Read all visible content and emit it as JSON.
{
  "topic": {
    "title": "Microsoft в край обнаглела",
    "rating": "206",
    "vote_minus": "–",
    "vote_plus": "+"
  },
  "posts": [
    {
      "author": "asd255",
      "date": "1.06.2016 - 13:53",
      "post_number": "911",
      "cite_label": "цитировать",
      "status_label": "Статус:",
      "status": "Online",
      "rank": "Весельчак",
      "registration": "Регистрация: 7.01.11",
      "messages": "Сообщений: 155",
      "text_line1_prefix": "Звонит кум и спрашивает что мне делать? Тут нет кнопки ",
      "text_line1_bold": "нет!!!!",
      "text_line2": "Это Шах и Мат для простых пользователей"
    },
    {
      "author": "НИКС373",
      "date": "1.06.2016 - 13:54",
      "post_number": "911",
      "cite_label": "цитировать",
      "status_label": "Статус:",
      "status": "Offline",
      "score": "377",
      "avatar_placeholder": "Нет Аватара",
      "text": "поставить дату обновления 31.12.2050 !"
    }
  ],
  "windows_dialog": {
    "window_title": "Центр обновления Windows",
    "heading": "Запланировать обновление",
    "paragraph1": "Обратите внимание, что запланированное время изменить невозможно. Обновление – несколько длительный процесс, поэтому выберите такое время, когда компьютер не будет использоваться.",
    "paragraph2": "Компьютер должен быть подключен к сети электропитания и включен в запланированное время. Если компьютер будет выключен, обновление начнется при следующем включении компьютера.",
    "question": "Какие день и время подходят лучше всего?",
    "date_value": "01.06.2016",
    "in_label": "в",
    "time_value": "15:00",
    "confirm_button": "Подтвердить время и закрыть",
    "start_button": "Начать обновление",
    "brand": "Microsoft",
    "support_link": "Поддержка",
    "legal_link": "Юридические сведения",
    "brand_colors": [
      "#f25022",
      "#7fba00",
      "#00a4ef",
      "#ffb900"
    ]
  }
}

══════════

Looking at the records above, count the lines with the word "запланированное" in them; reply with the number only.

Task output. 2